12Trainer’s task In the discussion you need to elicit from your trainee: Their understanding of the ethical dimensions to the caseThe relevance of professional codes of conduct (if appropriate)The values of the individuals involved (themselves included)How all of the above impacted on their decision making
13Eliciting the Information Ask questions that will ELICIT:Ethical dimensions to the caseRelevance of codes of conductValues of the individuals involvedImpact on decision making
14Assessing the Information Competence FrameworkCompetence No. 11: Maintaining an ethical approach to practice – practising ethically with integrity and a respect for diversityBloom’s taxonomy: knowledge, skills, attitudes
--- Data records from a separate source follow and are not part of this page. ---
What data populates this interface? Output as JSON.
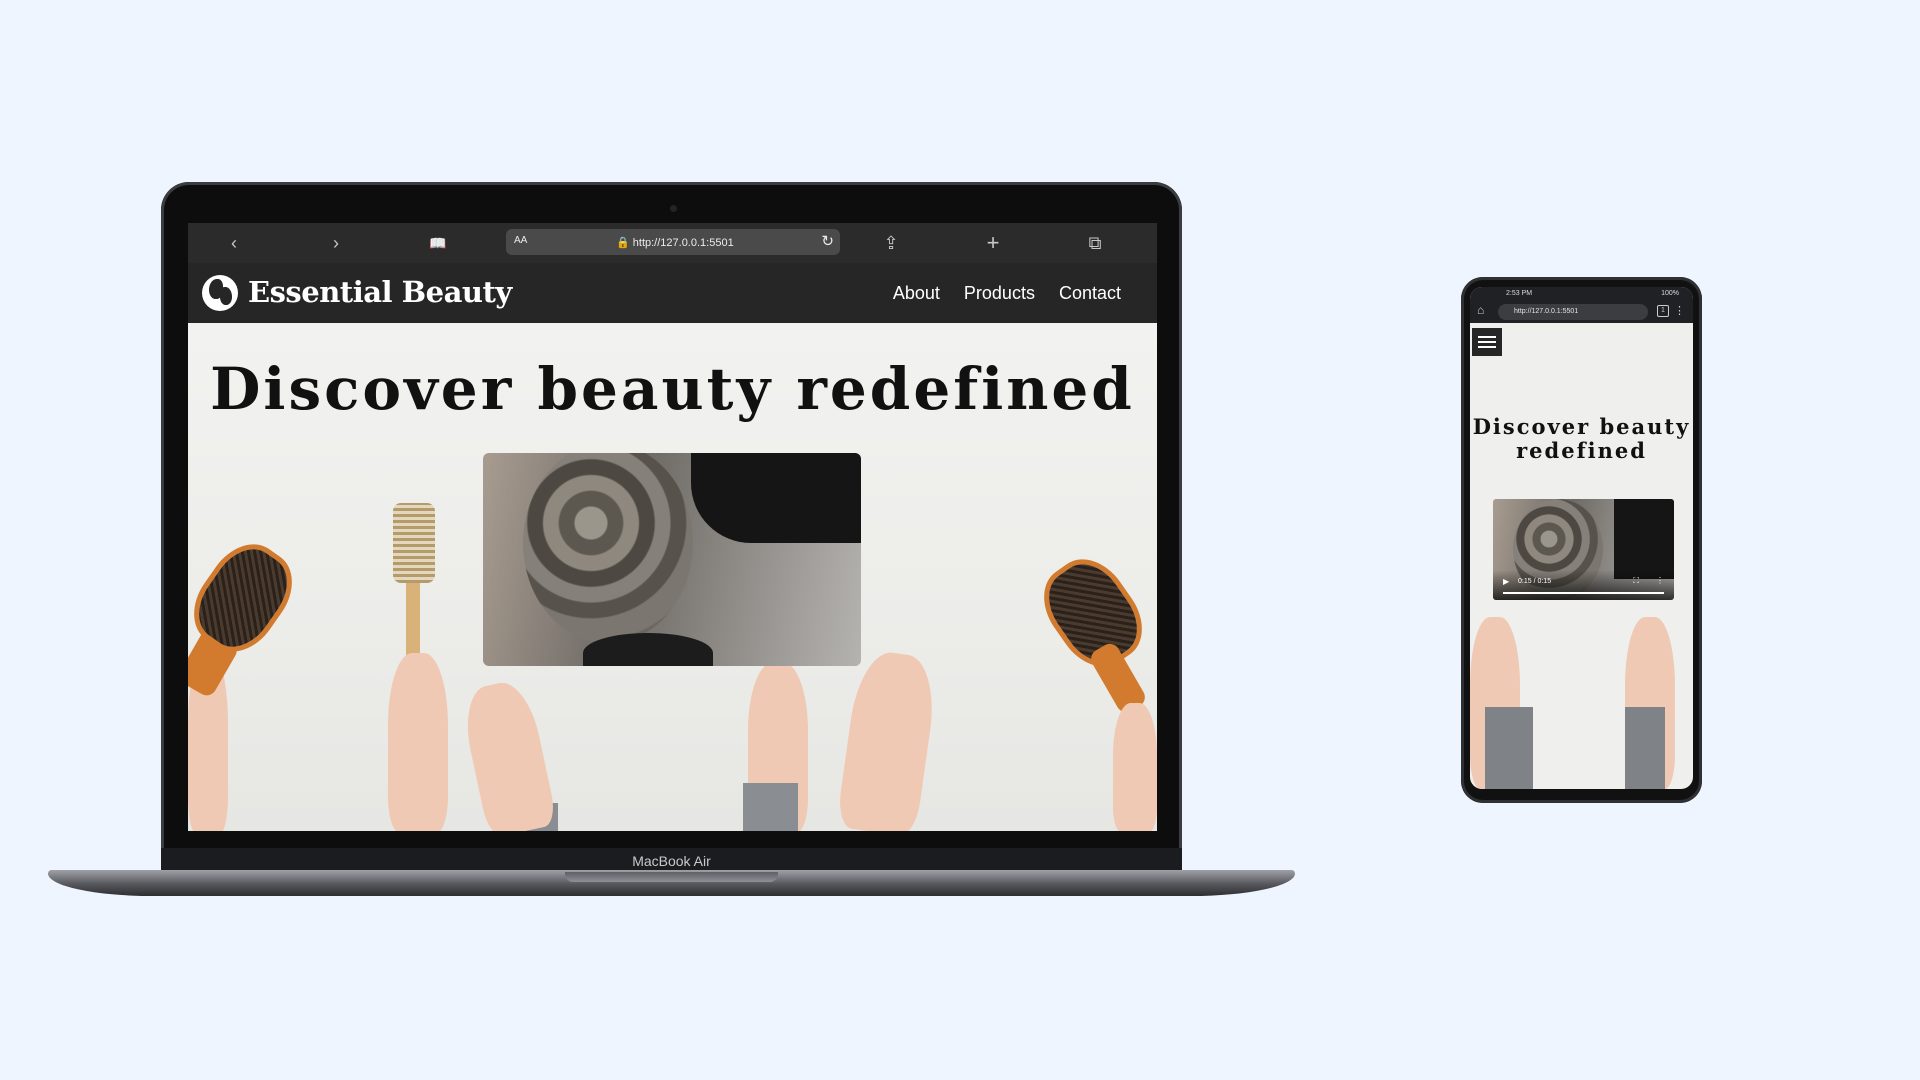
{
  "laptop": {
    "device_label": "MacBook Air",
    "browser": {
      "url": "http://127.0.0.1:5501",
      "text_size_label": "AA",
      "back_glyph": "‹",
      "forward_glyph": "›",
      "bookmarks_glyph": "📖",
      "share_glyph": "⇪",
      "new_tab_glyph": "+",
      "tabs_glyph": "⧉",
      "reload_glyph": "↻"
    },
    "site": {
      "brand": "Essential Beauty",
      "nav": [
        "About",
        "Products",
        "Contact"
      ],
      "hero_title": "Discover beauty redefined"
    }
  },
  "phone": {
    "status_time": "2:53 PM",
    "status_battery": "100%",
    "url": "http://127.0.0.1:5501",
    "hero_title_line1": "Discover beauty",
    "hero_title_line2": "redefined",
    "video_time": "0:15 / 0:15"
  },
  "colors": {
    "background": "#eef5ff",
    "header": "#262626",
    "hero_text": "#111111"
  }
}
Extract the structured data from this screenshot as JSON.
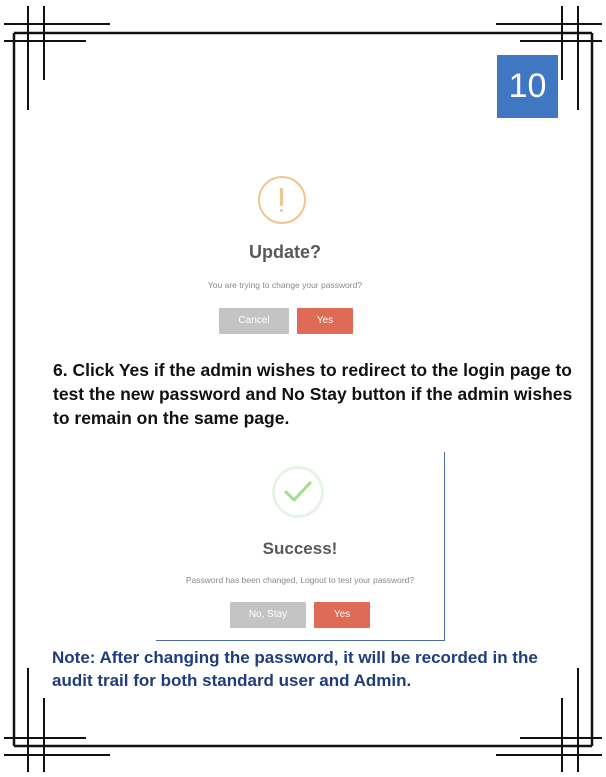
{
  "page_number": "10",
  "colors": {
    "badge": "#3f77c2",
    "warning": "#f2c48f",
    "success": "#a5dc86",
    "yes_button": "#dd6b55",
    "neutral_button": "#c4c4c4",
    "note_text": "#1f3d7a"
  },
  "dialog_update": {
    "icon": "exclamation-icon",
    "title": "Update?",
    "message": "You are trying to change your password?",
    "cancel_label": "Cancel",
    "yes_label": "Yes"
  },
  "instruction": "6. Click Yes if the admin wishes to redirect to the login page to test the new password and No Stay button if the admin wishes to remain on the same page.",
  "dialog_success": {
    "icon": "checkmark-icon",
    "title": "Success!",
    "message": "Password has been changed, Logout to test your password?",
    "no_stay_label": "No, Stay",
    "yes_label": "Yes"
  },
  "note": "Note: After changing the password, it will be recorded in the audit trail for both standard user and Admin."
}
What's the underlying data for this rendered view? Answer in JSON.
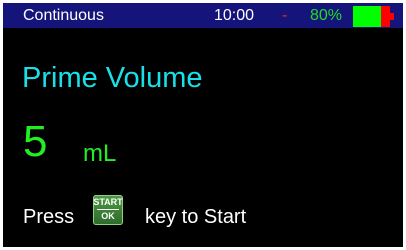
{
  "status_bar": {
    "mode": "Continuous",
    "time": "10:00",
    "separator": "-",
    "battery_percent": "80%",
    "battery_level": 0.8,
    "colors": {
      "background": "#14147a",
      "battery_ok": "#00ff00",
      "battery_low": "#ff0000"
    }
  },
  "main": {
    "title": "Prime Volume",
    "value": "5",
    "unit": "mL"
  },
  "instruction": {
    "before_key": "Press",
    "key_top": "START",
    "key_bottom": "OK",
    "key_icon": "start-ok-key-icon",
    "after_key": "key to Start"
  }
}
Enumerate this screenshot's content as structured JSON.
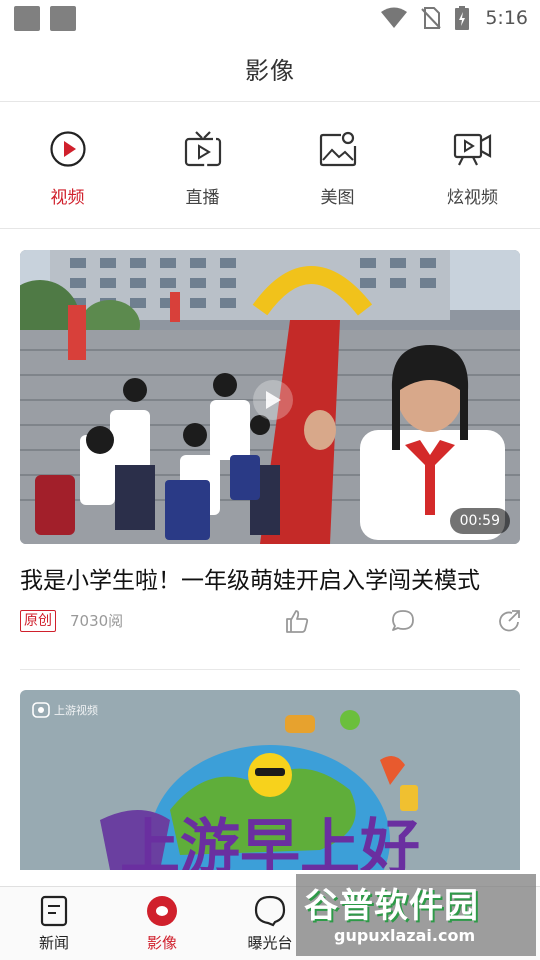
{
  "status_bar": {
    "time": "5:16"
  },
  "header": {
    "title": "影像"
  },
  "categories": [
    {
      "label": "视频",
      "icon": "play-circle-icon",
      "active": true
    },
    {
      "label": "直播",
      "icon": "tv-play-icon",
      "active": false
    },
    {
      "label": "美图",
      "icon": "image-icon",
      "active": false
    },
    {
      "label": "炫视频",
      "icon": "video-camera-icon",
      "active": false
    }
  ],
  "feed": [
    {
      "title": "我是小学生啦！一年级萌娃开启入学闯关模式",
      "duration": "00:59",
      "badge": "原创",
      "reads": "7030阅"
    },
    {
      "source_logo": "上游视频",
      "headline_art": "上游早上好"
    }
  ],
  "bottom_nav": [
    {
      "label": "新闻",
      "icon": "news-icon",
      "active": false
    },
    {
      "label": "影像",
      "icon": "record-icon",
      "active": true
    },
    {
      "label": "曝光台",
      "icon": "bubble-icon",
      "active": false
    }
  ],
  "watermark": {
    "text": "谷普软件园",
    "url": "gupuxlazai.com"
  },
  "colors": {
    "accent": "#d0202c",
    "text": "#222222",
    "muted": "#999999"
  }
}
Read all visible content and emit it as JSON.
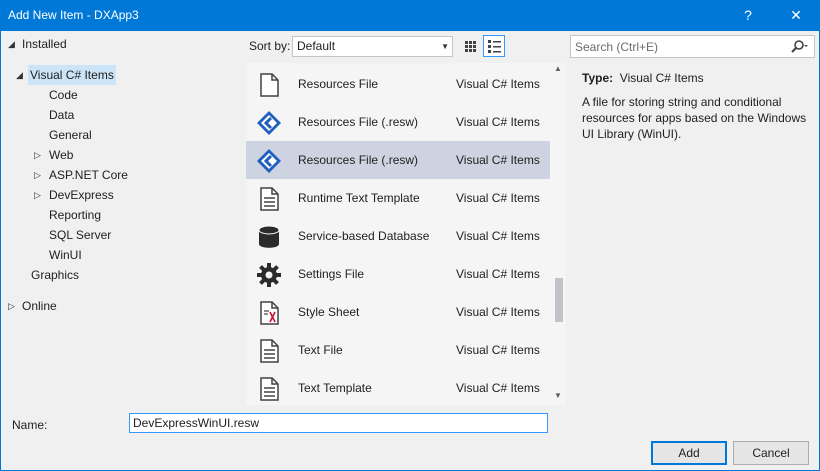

15NFD Competent Excellent Knowledge What your trainee knows Skills Recognises that people are different. Observes professional codes of practice.Identifies ethical conflicts in clinical practice.Anticipates and avoids situations where personal and professional interests might be brought into conflict.SkillsWhat your trainee doesTreats patients, colleagues and others equitably and with respect for their beliefs, preferences, dignity and rights.Discusses ethical conflicts in clinical practice. Takes action to address prejudice, oppression and unfair discrimination within the self, other individuals and within systems.Actively promotes equality of opportunity for patients to access health care and for individuals to achieve their potential.AttitudeWhat your trainee thinks and feelsDoes not discriminate against people because of their differences. Shows awareness of own values, attitudes and ethics and how these might influence professional behaviour.Recognises prejudice, oppression and unfair discrimination within the self, other individuals and within systems.Values diversity by harnessing differences between people for the benefit of practice and patients alike.